- Success of heavier-weight strategy depends upon good climatic conditions for planting and establishing winter pastures in the fall and some hay stocks to carry over during cold and inclement weather typical during December and January.
This is the first in a series of monthly articles about maximizing profits in today's changing livestock economy. Future topics will include stocking rates for stockers on winter pastures and Tifton 85 Bermuda grass; cow/calf performance on ryegrass or clover pastures; and cow/calf performance on pastures having no added commercial nitrogen.
"Rain or shine, wet or dry, do you want to make more money from your cows next year?" asks a Texas AgriLife Research forage scientist.
"It's possible primarily as today's high-priced corn has changed the way feedlots are doing business," said Dr. Monte Rouquette, AgriLife Research forage scientist.
Traditionally, most livestock producers in East Texas and the southeastern U.S. have stuck to cow/calf operations, Rouquette said. In the past, calves were weaned at 350 to 450 pounds and then moved directly to feedlots for finishing. Part of this traditional calf-management strategy has to do with the price of corn used in feedlot rations.
"Years ago, when it appeared as if $2 bushel corn was going to be here forever, the feeders developed animal health programs to allow them to secure lightweight calves and place these calves directly into the feedlot at weaning," he said. "These lightweight calves would remain in the feedlot for more than 250 days!"
But corn prices have increased "dramatically" in the last few years, in part due to ethanol production, and have rocketed to as high as $8 per bushel a few weeks ago. Prices came down in January, but were still in the $5 to $6 range. The response of the feeders has been to seek heavier-weight cattle for entry into feedlots, he said. For the livestock producer, "heavier-weight" cattle can mean just weaning calves later for a couple of hundred extra pounds or placing weaned calves on pastures for three to six months to increase weight and maturity. These longer-maintained cattle are commonly referred to as stockers.

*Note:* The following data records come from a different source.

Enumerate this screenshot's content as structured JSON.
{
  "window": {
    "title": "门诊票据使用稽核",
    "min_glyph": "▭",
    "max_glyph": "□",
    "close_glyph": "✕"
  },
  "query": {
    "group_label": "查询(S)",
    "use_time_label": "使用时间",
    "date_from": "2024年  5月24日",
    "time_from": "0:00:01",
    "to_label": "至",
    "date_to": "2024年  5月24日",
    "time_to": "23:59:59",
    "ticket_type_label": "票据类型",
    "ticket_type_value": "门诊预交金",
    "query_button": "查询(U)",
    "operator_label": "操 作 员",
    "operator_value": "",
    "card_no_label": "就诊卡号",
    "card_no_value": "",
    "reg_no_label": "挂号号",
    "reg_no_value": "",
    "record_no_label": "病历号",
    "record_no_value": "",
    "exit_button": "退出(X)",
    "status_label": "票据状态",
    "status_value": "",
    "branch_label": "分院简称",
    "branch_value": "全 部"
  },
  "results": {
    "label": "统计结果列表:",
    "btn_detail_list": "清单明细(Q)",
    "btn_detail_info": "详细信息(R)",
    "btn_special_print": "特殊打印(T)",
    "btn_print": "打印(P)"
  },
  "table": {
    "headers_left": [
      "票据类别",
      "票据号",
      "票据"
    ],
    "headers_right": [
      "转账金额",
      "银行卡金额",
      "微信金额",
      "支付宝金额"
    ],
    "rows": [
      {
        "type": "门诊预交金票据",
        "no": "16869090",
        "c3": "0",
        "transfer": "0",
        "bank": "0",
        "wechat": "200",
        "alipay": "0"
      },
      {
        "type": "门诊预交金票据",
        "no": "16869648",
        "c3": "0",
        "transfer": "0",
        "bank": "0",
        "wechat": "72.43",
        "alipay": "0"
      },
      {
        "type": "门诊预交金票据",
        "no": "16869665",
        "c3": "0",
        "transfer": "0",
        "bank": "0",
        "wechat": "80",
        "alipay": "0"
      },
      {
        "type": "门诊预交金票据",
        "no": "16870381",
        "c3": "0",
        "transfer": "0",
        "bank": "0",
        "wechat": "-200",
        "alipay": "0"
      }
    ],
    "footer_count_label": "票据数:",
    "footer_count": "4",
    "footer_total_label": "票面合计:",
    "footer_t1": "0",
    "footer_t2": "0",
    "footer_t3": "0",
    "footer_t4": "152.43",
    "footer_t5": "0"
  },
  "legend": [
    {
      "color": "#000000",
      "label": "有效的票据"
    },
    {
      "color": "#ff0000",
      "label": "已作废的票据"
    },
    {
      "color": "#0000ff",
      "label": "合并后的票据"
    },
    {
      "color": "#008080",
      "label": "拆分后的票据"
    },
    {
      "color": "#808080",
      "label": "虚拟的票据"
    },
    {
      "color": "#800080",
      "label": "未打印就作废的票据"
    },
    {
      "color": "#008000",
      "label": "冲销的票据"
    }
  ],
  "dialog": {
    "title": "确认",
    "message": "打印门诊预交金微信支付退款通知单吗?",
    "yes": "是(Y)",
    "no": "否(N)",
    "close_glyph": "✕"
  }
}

These management strategies spell opportunity for livestock producers to make higher profits from their cattle herd by producing the heavier cattle the feedlots now prefer. "There are two primary strategies for selling heavyweight cattle," Rouquette said. "You can wean heavier-weight calves and maintain or purchase light-weight calves and place them on a stocker-grazing program, or do a mixture of both."
Rouquette noted that the Texas AgriLife Research and Extension Center at Overton, where he is based, has 30 years of data on the "pasture and animal interaction" to show what does and does not work under East Texas and southeastern U.S. climatic conditions.
Since the inception of the Texas AgriLife Research and Extension Center in 1967, one of the fundamental emphases has been forage management and animal performance, said Dr. Charles Long, resident director of research at the center.
"First, heavyweight calves at weaning are produced primarily from cows that calve during the fall to winter period -- and not during the late spring to early summer period," Rouquette said. This is because fall and/or winter-calving cows have access to winter annual pasture -- small grain, ryegrass, clover -- to provide the highest nutritive value possible for average daily gain to be high for the calves. It's not unusual for fall calves to wean at more than 700 pounds by early June, he said.